(New York) – Vietnamese authorities should immediately release the activist Bui Thi Minh Hang and stop harassing her for protesting peacefully, Human Rights Watch said today. On November 28, 2011, authorities sent her to Thanh Ha Education Center in Binh Xuyen district, Vinh Phuc province, for 24 months of administrative detention.
Police arrested Bui Thi Minh Hang, 47, on November 27 outside Notre Dame Cathedral in Ho Chi Minh City for allegedly “causing public disorder.” She was conducting a silent protest against the arrests of peaceful protesters in Hanoi earlier that morning. The next day the police ordered her detained without trial at the “education center.”
“There is no justification for the Vietnamese authorities to pack off a peaceful protester to what is effectively a forced labor camp,” said Phil Robertson, deputy Asia director at Human Rights Watch. “Detaining Bui Thi Minh Hang without trial shows a disturbing disregard for her human rights and guarantees for freedom of expression contained in Vietnam’s own constitution.”
Bui Thi Minh Hang is a land rights activist who recently emerged as a prominent critic of the Chinese government.
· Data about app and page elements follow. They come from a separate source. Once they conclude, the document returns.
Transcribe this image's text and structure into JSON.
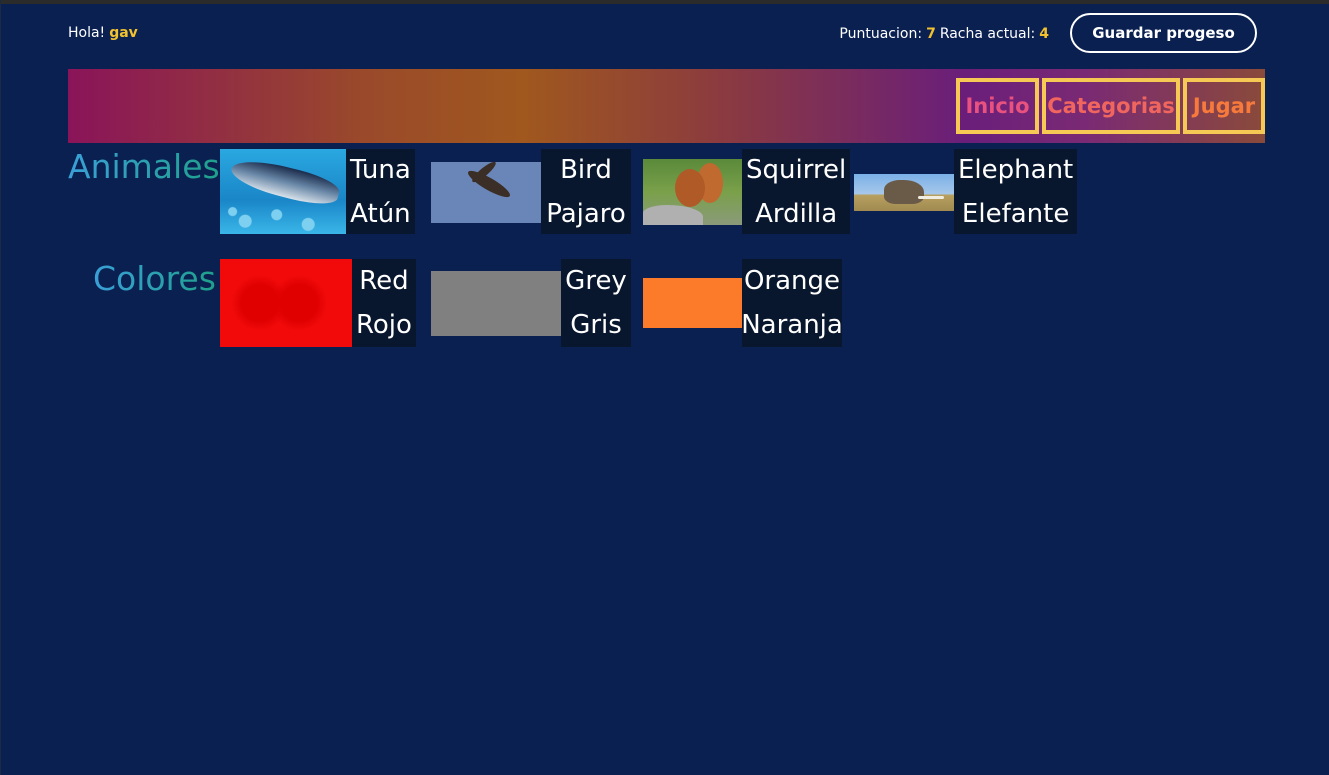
{
  "header": {
    "greeting": "Hola!",
    "username": "gav",
    "score_label": "Puntuacion:",
    "score_value": "7",
    "streak_label": "Racha actual:",
    "streak_value": "4",
    "save_button": "Guardar progeso"
  },
  "nav": {
    "items": [
      {
        "label": "Inicio"
      },
      {
        "label": "Categorias"
      },
      {
        "label": "Jugar"
      }
    ]
  },
  "categories": [
    {
      "name": "Animales",
      "cards": [
        {
          "english": "Tuna",
          "spanish": "Atún",
          "image": "tuna-photo"
        },
        {
          "english": "Bird",
          "spanish": "Pajaro",
          "image": "bird-photo"
        },
        {
          "english": "Squirrel",
          "spanish": "Ardilla",
          "image": "squirrel-photo"
        },
        {
          "english": "Elephant",
          "spanish": "Elefante",
          "image": "elephant-photo"
        }
      ]
    },
    {
      "name": "Colores",
      "cards": [
        {
          "english": "Red",
          "spanish": "Rojo",
          "swatch": "#f20a0a"
        },
        {
          "english": "Grey",
          "spanish": "Gris",
          "swatch": "#808080"
        },
        {
          "english": "Orange",
          "spanish": "Naranja",
          "swatch": "#fb7b2a"
        }
      ]
    }
  ],
  "colors": {
    "background": "#0a2050",
    "accent": "#f2c12e",
    "nav_border": "#f6c955"
  }
}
She participated in Sunday protests against Chinese territorial claims on the Spratly and Paracel islands that took place in Hanoi and Ho Chi Minh City between June and August.
The Hanoi Municipal People’s Committee ordered Bui Thi Minh Hang’s 24-month administrative detention under Ordinance 44 on Handling of Administrative Violations. She had no opportunity to contest the decision in a court.
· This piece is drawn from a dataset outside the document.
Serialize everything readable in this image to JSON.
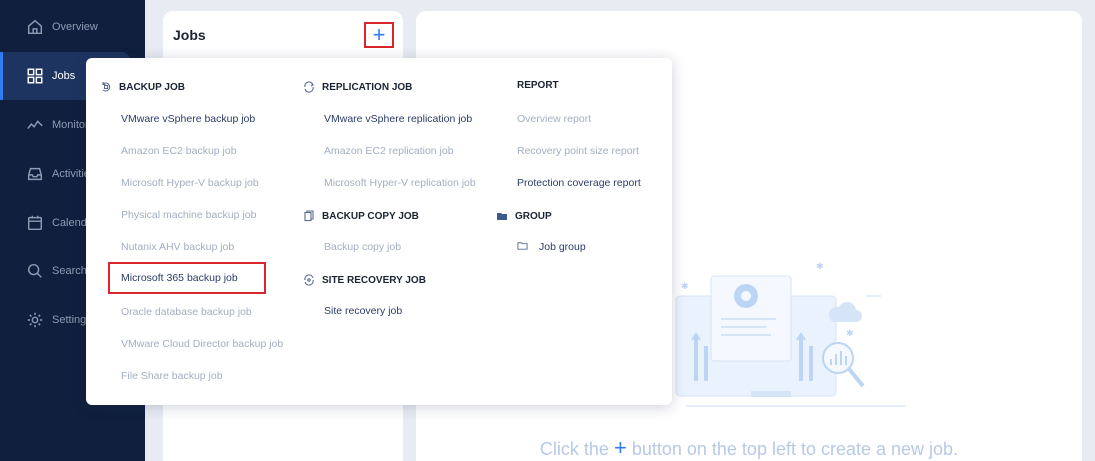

Article 25 of the ordinance gives officials extremely broad authority to lock people up on arbitrary, ill-defined grounds. Anyone can be sent to an “education center” if it is determined that they have “committed acts of infringing upon the properties of domestic or foreign organizations, the properties, health, honor and/or dignity of citizens or foreigners, breaking social order and safety regularly but not to the extent of being examined for penal liability.”
Bui Thi Minh Hang’s lawyer, Ha Huy Son, has challenged the detention through a complaint to Chairman Nguyen The Thao of the Hanoi Municipal People’s Committee, saying that the arrest and order were illegal. There has been no response to the complaint.
“Ordinance 44 allows police and local authorities to skip the courts to punish people they don’t like,” Robertson said. “It’s a dangerous ordinance that makes a mockery of the Vietnamese government’s claim to respect the rule of law, and it should be repealed.”
In their decision on Bui Thi Minh Hang, the Hanoi Municipal People’s Committee also cited Decree 76, which provides guidance for sending people to “education centers.” Article 30 of the decree states that those who are sent to “education centers” must “work eight hours per day” and must “fulfill the assigned quota.”
Article 26 of the decree allows the center director to decide arbitrarily whether the term should be extended if “the person who has completed his or her term does not really make progress.” If a detainee does not fulfill the assigned work quota or runs afoul of center officials, he or she may be disciplined for not “making progress” and arbitrarily held for another period of “management and education.”
Vietnam has previously cracked down on activists publicly critical of the Chinese government. In 2008, nine days before the Beijing Olympic torch traveled to Ho Chi Minh City, authorities arrested the activist Nguyen Van Hai (pen name Dieu Cay), who has blogged critically about China’s claims over the Spratly and Paracel islands as well as other issues. He was later sentenced to 30 months in prison on a trumped-up tax evasion charge and has been held incommunicado since October 20, 2010, the day of his scheduled release.
In November 2011, Vietnam sentenced Vu Duc Trung and Le Van Thanh to five years in prison for broadcasting a Falun Gong radio program into China. Falun Gong is banned in China but not in Vietnam.
Prior to her most recent arrest, Bui Thi Minh Hang had been detained at least four times in five months for participating in protests. She was arrested on October 16 while walking with friends around the Hoan Kiem lake in Hanoi and wearing a conical hat with the letters HS-TS-VN, which are Vietnamese acronyms for “Spratly – Paracel – Vietnam.” Several people in civilian clothes seized her hat and destroyed it. When she called for help from the police, they arrested her.
Police held her from October 16 to19, during which time she went on a hunger strike. She was also detained briefly on August 2 for standing outside the court and peacefully supporting Dr. Cu Huy Ha Vu, who was appealing his conviction for “conducting propaganda against the State.”
The Spratly and Paracel islands are claimed by China, Vietnam, and other countries. The Vietnamese government has a long history of arbitrarily arresting and detaining people who speak out on what are deemed sensitive foreign policy issues.
“Detaining people for expressing their views on relations with neighboring countries is as much a rights violation as detaining them for talking about problems at home,” Robertson said. “The right to free speech includes speaking out on matters both domestic and international.”